Every line below that holds the word "name" counts once; please tally them and give only the total.

- Opening Delimiter -

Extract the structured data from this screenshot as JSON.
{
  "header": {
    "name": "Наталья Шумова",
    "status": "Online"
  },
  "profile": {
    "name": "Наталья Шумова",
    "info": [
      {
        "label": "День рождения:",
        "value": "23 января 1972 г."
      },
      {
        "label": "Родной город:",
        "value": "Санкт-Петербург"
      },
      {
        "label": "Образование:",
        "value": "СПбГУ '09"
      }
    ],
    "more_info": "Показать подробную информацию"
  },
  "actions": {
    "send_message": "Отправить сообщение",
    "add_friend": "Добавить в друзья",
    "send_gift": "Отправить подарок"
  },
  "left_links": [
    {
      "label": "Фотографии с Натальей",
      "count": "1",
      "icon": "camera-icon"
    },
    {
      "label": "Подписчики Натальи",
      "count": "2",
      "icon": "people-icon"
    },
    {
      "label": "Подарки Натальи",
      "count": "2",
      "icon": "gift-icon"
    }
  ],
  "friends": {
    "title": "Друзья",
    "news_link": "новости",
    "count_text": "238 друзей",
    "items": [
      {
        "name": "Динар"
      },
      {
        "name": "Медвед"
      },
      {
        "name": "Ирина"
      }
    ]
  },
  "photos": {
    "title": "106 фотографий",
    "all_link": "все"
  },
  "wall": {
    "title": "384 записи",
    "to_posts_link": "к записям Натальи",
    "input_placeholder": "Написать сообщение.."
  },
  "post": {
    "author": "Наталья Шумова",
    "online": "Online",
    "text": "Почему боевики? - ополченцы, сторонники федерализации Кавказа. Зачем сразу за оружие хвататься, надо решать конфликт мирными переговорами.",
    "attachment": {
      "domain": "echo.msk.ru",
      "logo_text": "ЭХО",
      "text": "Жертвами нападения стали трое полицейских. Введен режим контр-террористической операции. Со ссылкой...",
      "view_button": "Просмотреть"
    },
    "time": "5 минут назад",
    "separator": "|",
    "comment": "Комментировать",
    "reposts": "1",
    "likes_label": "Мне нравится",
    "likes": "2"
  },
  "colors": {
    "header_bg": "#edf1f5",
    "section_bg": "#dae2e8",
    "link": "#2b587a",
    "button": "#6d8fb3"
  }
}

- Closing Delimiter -

• **Expected answer**
5